Correct Way to Sample Wine
Have you ever seen a movie where the actors were sampling wine? They swirl the glance, look deeply at it, and even inhale the aroma with their eyes closed. Whether you are considering a Napa Valley hotel package or you just want to look like you know what you’re doing at a local wine cellar, the information here can help. You don’t have to spend years studying wine to be able to taste it correctly. However, the more experience you have with it, the better you will get at being able to tell a quality wine from a cheap one.
Understanding the Color

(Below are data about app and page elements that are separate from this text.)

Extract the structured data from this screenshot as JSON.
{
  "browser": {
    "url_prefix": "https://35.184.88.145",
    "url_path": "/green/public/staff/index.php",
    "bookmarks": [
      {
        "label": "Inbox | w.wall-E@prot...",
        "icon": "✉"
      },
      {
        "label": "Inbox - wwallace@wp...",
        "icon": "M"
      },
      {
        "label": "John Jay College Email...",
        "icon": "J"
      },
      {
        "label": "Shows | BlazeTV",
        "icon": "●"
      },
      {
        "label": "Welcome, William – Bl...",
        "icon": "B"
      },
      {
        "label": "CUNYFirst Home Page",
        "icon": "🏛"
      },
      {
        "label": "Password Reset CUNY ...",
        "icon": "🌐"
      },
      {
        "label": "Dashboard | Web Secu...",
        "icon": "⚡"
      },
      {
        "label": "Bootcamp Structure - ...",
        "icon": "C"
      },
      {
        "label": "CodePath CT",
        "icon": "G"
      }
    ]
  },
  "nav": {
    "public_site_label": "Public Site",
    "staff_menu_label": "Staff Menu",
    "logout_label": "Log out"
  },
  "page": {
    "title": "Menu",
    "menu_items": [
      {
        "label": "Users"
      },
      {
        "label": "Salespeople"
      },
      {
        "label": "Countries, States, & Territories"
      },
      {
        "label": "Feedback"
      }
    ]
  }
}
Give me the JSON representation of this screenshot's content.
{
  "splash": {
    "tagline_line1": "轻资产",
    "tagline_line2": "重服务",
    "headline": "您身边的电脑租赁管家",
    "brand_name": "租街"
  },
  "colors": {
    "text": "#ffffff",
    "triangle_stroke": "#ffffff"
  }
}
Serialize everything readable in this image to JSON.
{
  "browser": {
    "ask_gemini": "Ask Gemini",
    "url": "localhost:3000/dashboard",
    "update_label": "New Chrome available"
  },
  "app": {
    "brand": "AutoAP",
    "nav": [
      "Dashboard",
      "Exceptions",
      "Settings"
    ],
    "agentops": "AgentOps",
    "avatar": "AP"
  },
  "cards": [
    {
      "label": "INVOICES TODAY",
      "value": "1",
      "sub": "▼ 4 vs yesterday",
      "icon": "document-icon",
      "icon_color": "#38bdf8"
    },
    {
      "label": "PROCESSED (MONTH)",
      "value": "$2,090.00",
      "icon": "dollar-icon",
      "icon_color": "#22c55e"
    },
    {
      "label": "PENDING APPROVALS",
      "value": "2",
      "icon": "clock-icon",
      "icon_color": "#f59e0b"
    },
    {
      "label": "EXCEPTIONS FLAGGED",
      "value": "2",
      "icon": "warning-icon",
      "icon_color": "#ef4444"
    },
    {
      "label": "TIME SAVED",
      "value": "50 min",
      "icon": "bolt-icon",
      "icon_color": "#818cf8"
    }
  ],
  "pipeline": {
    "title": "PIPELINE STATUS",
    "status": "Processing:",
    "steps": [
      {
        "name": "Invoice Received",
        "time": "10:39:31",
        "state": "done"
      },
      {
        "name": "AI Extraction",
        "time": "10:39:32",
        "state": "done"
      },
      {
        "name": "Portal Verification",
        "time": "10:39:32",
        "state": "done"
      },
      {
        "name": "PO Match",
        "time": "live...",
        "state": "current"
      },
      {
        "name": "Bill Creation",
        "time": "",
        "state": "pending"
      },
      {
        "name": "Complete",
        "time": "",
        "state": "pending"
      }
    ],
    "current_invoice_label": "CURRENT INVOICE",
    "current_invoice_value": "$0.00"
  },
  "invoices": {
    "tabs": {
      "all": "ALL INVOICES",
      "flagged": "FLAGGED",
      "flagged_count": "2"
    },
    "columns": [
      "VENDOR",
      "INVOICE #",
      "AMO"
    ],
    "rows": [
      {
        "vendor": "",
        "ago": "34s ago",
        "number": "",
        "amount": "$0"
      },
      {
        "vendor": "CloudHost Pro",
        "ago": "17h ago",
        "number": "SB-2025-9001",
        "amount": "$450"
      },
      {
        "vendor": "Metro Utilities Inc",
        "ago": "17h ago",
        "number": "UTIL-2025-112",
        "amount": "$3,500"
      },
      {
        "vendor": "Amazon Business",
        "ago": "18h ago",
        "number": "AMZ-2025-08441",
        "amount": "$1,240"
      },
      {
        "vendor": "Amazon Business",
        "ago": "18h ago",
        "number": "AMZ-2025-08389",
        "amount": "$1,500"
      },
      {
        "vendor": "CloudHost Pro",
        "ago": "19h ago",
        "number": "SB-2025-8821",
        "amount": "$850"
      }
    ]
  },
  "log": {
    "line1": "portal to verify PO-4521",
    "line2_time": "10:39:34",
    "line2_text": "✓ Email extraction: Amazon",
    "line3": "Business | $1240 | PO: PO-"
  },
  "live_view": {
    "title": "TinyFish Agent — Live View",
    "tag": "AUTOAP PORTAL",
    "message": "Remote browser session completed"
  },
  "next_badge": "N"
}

The color or hue of a wine can tell you a lot about how it was processed and aged. When fruits are crushed for wine, they may be crushed with the skin on or off. The longer the skin stays on the crushed fruit, the more of the details of the taste of the fruit the wine will embody. It might also be a deeper, darker color. Wines that are crushed without the skin on at all won’t have a deep color or flavor, Instead, they will be crisp and light. Neither way is right or wrong, but it can help you develop your own personal tastes when it comes to wine. The color of the wine can also indicate how long it was aged and in what type of container. For example, oak barrels lend a wine a darker, richer color as well as a rich flavor.
In order to get the best view of the wine, swirl it in a clear glass in front of a white background. As you swirl it, any sediment that settled at the bottom can be seen, but the color also becomes clearer to you. The wine should not be hazy or cloudy at all, but crisp and bright.
Inhaling the Flavor
There is a biological connection between your sense of smell and your sense of taste. By deeply inhaling the aroma of the wine, you can better taste it.
When you taste the wine after you inhale it, be sure to involve all of your taste buds. Swirl the wine around in your mouth, touching all areas of your tongue. This allows you to experience every element of the flavor of the wine. Try measuring what you expected based on sight and smell as compared to the actual taste of it. With enough experience, you may be able to predict how the wine will taste before it ever touches your lips.